_Task item_. For each line below that includes the string "JSON", show the whole line.

===

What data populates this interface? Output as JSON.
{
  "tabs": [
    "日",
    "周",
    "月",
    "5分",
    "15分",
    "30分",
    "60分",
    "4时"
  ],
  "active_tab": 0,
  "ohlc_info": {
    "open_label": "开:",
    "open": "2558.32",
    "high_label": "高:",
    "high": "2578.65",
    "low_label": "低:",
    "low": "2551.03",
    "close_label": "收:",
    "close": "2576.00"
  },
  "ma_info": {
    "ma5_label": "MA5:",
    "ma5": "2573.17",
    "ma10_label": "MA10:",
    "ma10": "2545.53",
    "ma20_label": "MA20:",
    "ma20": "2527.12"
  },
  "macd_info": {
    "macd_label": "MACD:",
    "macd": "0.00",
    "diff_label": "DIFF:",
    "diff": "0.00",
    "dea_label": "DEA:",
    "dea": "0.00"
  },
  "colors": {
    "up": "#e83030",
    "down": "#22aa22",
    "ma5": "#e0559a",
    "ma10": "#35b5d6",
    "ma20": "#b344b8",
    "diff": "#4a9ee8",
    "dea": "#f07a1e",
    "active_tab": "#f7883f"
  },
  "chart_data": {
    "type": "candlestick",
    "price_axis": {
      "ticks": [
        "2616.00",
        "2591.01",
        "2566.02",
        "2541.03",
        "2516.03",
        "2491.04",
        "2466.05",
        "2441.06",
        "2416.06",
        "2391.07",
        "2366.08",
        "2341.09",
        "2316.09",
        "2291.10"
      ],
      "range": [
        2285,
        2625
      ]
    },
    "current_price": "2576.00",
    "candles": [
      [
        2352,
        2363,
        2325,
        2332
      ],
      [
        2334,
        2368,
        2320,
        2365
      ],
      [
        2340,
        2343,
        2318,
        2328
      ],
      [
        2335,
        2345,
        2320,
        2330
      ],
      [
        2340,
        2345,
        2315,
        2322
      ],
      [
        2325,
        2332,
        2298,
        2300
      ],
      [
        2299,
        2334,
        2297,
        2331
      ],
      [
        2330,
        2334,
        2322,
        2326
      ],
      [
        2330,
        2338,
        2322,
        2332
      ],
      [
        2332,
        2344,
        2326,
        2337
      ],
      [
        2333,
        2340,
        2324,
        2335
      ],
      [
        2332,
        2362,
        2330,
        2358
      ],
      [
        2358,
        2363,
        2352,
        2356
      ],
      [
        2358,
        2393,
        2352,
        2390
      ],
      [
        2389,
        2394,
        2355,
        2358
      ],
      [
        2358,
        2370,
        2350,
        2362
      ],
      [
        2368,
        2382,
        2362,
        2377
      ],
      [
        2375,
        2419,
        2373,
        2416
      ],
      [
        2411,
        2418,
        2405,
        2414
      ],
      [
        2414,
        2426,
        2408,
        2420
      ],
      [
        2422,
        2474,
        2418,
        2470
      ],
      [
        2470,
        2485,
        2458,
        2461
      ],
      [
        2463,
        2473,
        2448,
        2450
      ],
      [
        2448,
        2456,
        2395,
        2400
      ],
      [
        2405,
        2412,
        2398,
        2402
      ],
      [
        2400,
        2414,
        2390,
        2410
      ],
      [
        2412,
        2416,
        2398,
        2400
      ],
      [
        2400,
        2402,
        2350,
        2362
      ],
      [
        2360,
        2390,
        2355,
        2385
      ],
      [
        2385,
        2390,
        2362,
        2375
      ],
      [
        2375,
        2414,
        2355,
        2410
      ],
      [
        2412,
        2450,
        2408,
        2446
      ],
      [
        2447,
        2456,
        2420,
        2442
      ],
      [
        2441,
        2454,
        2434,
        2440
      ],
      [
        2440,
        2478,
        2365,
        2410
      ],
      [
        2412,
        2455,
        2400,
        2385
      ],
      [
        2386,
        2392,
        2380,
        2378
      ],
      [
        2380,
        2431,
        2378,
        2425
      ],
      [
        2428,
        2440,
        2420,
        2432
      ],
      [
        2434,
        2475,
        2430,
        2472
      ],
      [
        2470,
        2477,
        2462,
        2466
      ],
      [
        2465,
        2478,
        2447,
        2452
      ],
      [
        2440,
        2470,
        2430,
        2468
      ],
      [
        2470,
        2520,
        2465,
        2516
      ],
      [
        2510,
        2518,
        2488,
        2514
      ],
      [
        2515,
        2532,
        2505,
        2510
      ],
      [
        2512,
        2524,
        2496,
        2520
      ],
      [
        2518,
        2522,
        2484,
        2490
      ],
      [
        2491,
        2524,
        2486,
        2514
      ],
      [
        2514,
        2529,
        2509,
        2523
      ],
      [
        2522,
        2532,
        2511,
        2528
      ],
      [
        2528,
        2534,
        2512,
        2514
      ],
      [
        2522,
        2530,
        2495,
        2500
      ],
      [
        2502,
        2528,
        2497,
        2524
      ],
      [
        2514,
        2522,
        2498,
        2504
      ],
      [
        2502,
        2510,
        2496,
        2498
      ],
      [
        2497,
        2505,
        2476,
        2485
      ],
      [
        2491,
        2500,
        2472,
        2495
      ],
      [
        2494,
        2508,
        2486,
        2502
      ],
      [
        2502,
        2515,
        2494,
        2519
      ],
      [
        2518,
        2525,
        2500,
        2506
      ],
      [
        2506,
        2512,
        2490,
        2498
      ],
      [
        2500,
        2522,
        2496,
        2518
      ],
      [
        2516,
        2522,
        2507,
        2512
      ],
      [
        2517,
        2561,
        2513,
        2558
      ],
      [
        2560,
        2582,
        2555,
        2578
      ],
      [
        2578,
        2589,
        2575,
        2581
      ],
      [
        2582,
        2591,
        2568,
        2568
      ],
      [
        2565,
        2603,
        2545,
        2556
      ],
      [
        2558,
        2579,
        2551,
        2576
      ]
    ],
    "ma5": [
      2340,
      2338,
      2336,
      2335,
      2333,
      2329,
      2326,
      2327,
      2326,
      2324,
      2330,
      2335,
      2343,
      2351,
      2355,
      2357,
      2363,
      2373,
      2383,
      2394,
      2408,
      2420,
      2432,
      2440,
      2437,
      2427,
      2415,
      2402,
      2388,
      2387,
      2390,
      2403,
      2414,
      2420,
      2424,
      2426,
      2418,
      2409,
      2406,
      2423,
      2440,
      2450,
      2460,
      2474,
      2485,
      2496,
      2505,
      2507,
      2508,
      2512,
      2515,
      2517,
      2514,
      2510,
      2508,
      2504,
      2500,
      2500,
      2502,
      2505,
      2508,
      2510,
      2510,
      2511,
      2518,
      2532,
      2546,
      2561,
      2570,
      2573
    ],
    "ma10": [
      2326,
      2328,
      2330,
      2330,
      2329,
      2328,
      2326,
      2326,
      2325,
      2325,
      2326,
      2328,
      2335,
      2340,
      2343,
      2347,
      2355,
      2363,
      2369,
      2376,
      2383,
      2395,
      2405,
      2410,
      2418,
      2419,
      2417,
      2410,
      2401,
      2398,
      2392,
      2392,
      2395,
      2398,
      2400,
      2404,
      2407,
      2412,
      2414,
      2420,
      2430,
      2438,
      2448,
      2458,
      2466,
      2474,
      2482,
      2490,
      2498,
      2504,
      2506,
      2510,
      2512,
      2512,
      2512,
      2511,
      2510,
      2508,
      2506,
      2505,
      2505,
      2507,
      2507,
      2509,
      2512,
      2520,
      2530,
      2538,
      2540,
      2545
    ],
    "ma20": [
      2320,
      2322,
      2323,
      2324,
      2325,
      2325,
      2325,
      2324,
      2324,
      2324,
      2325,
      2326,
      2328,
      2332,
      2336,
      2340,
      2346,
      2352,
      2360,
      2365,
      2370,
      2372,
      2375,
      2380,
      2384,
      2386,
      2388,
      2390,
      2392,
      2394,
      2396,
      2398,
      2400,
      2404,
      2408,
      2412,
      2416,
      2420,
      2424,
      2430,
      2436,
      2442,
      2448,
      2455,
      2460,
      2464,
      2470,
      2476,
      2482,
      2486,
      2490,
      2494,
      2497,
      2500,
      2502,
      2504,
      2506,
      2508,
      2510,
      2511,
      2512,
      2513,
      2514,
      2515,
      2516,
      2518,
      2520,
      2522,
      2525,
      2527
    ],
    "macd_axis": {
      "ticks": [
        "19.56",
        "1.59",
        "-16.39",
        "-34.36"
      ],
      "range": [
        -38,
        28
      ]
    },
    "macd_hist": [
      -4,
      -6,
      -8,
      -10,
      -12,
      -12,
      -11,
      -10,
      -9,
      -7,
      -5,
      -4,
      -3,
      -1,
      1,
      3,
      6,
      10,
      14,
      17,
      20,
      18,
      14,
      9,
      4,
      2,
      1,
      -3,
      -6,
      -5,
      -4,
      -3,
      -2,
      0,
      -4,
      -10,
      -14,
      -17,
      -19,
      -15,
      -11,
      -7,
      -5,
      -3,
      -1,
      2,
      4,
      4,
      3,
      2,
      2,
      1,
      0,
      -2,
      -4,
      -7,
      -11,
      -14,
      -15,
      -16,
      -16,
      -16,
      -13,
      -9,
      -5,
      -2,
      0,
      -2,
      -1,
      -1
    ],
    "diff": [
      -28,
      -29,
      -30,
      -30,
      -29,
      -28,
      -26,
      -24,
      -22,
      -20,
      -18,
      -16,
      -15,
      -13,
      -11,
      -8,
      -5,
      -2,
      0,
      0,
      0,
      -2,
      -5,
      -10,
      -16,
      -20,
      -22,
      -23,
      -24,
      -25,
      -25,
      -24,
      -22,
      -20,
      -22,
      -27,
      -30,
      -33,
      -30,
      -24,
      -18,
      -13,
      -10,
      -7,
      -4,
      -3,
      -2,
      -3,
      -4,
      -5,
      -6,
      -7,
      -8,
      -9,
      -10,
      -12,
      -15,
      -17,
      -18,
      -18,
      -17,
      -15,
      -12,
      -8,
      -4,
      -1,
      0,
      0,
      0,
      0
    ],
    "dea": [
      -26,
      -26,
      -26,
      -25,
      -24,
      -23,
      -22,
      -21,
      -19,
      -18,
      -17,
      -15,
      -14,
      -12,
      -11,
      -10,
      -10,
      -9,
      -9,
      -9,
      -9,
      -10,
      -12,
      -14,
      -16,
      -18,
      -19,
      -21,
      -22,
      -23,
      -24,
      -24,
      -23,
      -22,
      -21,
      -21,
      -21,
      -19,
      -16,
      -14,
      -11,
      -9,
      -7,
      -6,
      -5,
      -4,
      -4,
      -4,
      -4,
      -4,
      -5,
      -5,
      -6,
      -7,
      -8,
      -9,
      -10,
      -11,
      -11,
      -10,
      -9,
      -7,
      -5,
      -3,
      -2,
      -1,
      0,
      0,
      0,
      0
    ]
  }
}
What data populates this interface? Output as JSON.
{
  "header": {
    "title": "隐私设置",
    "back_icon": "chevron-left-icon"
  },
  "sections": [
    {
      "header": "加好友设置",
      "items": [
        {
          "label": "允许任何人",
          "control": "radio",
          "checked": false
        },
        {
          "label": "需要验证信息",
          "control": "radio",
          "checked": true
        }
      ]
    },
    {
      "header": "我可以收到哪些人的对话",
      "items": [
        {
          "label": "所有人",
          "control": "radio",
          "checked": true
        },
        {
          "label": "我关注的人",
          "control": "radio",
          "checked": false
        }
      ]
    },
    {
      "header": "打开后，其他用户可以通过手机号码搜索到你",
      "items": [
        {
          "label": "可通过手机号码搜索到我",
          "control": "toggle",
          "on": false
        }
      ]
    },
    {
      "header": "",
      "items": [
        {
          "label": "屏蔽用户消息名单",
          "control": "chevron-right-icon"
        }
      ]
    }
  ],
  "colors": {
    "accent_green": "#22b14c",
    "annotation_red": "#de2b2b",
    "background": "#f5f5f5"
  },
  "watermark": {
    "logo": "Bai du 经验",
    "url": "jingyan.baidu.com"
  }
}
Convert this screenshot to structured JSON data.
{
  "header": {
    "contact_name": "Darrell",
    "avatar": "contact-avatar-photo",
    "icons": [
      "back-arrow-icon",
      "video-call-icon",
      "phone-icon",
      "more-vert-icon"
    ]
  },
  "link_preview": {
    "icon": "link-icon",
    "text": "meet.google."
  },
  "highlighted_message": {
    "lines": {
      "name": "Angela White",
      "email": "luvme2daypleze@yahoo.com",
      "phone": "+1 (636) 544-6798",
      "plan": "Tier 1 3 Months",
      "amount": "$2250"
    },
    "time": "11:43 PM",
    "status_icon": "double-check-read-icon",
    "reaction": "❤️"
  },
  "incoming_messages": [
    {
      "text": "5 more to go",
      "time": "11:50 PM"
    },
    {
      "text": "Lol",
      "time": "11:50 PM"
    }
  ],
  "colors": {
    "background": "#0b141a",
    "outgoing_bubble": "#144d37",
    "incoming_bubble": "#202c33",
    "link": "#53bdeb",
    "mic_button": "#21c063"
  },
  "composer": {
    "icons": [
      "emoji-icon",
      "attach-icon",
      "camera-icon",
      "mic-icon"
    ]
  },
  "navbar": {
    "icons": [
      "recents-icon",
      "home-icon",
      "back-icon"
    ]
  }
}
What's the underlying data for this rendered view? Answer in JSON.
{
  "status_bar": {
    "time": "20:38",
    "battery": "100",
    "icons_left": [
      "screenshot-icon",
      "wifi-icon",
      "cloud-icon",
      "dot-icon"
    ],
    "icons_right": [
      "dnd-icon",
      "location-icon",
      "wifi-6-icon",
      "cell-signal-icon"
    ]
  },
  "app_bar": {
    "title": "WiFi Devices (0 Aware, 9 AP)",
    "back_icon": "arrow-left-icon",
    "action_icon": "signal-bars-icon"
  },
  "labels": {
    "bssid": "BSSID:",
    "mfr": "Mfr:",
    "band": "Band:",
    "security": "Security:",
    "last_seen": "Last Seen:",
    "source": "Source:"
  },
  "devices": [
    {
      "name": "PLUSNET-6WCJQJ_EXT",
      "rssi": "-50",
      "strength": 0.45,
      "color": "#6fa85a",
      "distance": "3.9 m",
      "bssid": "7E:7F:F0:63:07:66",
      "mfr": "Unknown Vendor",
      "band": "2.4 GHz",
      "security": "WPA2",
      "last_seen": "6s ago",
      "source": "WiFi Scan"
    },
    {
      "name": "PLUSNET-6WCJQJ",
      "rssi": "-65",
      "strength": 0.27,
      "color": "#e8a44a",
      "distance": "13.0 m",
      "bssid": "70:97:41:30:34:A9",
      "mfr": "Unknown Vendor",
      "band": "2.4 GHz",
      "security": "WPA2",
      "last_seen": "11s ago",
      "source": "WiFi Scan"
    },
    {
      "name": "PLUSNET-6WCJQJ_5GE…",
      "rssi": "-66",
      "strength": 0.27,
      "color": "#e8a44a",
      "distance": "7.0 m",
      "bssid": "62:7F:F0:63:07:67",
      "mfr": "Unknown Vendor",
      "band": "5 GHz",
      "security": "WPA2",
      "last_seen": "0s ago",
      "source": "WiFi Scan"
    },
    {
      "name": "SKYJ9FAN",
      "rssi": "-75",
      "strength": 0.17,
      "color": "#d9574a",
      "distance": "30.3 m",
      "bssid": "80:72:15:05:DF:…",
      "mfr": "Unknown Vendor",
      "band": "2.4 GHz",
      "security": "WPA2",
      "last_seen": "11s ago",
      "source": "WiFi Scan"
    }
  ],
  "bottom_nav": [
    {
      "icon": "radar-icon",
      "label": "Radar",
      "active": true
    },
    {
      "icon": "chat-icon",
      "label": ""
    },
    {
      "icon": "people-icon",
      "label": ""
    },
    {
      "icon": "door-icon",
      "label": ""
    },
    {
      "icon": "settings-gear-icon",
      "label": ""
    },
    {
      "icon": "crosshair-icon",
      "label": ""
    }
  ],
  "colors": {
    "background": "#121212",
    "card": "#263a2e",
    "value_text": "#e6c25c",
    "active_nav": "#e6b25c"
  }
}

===

_Expected answer_.
What data populates this interface? Output as JSON.
What data populates this interface? Output as JSON.
Convert this screenshot to structured JSON data.
What's the underlying data for this rendered view? Answer in JSON.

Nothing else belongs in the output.